* _Task to complete_:
Pick out all lines with the word "title" from the records that follow.

START Records for this task

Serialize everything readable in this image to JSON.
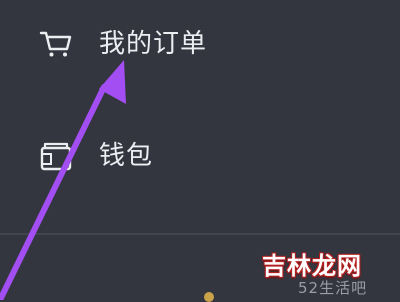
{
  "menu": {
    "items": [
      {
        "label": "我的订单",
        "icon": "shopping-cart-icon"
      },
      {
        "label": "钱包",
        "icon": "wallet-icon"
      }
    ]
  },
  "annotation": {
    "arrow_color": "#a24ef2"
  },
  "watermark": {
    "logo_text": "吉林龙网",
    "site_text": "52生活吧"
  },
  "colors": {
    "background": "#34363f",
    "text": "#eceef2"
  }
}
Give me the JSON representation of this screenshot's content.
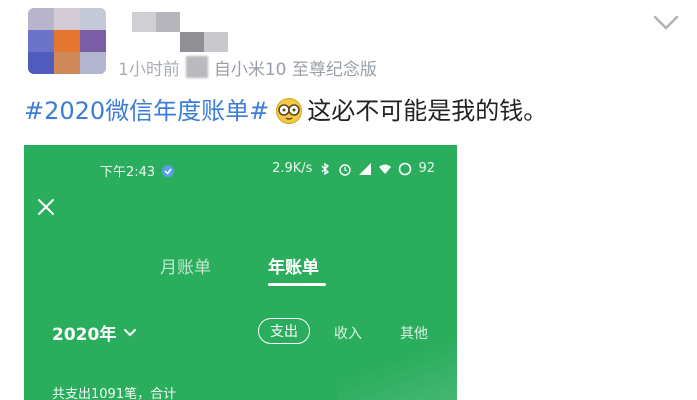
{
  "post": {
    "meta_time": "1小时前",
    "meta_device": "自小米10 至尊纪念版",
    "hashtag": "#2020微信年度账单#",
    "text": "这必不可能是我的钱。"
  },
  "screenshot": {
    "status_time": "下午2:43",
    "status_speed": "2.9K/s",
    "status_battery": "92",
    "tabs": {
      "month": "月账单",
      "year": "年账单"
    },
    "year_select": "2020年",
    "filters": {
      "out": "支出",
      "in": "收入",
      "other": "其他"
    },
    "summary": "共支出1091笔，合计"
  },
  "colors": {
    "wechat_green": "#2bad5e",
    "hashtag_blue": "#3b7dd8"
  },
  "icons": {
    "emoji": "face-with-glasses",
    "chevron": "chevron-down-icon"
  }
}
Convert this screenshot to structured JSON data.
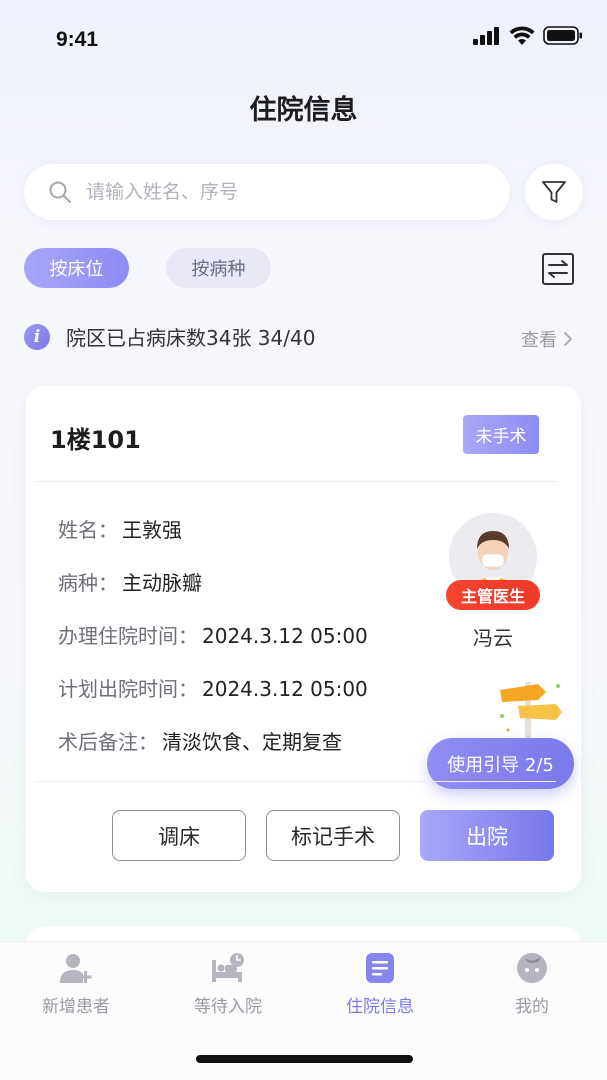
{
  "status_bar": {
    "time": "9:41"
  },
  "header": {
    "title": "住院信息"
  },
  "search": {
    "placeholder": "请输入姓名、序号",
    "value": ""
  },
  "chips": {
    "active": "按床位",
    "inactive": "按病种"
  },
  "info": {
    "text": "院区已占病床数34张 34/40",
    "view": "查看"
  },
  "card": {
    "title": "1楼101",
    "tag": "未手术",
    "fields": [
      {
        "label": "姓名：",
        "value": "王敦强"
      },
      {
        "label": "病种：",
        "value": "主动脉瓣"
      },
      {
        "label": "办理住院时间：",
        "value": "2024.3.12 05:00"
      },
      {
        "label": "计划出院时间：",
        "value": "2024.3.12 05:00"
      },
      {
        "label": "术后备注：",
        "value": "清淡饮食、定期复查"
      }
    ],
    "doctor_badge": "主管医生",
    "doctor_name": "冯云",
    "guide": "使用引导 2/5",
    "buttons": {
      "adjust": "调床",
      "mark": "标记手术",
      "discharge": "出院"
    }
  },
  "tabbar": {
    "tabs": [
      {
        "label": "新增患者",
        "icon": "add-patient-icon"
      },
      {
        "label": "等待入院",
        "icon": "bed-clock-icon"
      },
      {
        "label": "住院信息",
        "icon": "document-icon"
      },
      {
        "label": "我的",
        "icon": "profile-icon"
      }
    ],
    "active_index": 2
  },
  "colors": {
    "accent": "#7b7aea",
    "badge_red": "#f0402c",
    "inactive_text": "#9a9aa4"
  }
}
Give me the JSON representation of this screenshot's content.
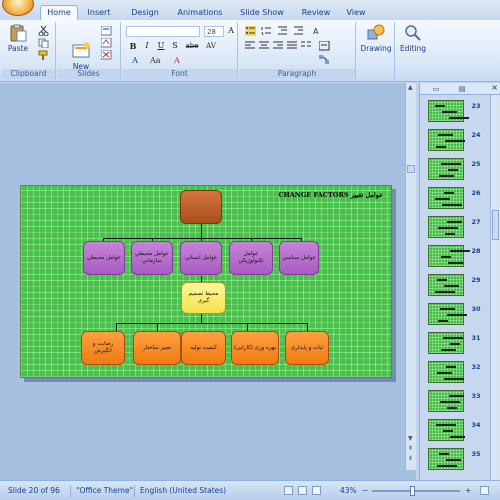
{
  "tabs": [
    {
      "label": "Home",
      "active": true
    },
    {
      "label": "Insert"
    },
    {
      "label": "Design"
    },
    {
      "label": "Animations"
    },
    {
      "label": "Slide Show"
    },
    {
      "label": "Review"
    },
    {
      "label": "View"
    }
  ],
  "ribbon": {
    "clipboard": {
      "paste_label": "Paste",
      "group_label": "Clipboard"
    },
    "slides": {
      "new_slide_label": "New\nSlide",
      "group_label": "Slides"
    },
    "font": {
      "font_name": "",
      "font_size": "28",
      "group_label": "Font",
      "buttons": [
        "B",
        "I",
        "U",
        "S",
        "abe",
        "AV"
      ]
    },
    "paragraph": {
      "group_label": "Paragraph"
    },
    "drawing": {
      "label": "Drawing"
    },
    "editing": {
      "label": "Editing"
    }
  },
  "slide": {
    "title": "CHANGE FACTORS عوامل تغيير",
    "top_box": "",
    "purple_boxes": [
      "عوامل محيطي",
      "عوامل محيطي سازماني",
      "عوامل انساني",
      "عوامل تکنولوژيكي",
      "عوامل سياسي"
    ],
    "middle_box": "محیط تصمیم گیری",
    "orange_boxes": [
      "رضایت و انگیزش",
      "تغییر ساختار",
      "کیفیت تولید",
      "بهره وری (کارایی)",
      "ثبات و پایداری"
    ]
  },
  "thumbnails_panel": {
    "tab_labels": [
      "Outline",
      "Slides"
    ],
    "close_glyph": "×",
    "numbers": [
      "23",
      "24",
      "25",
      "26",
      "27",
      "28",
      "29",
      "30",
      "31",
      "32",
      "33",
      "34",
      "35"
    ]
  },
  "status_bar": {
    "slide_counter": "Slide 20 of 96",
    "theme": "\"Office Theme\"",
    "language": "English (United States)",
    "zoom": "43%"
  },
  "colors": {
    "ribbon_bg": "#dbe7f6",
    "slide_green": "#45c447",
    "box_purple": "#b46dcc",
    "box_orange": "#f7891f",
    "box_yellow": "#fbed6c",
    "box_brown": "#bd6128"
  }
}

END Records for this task

* _Exercise solution_:
    "title": "住院信息"
    "title": "1楼101",
    "title": "CHANGE FACTORS عوامل تغيير",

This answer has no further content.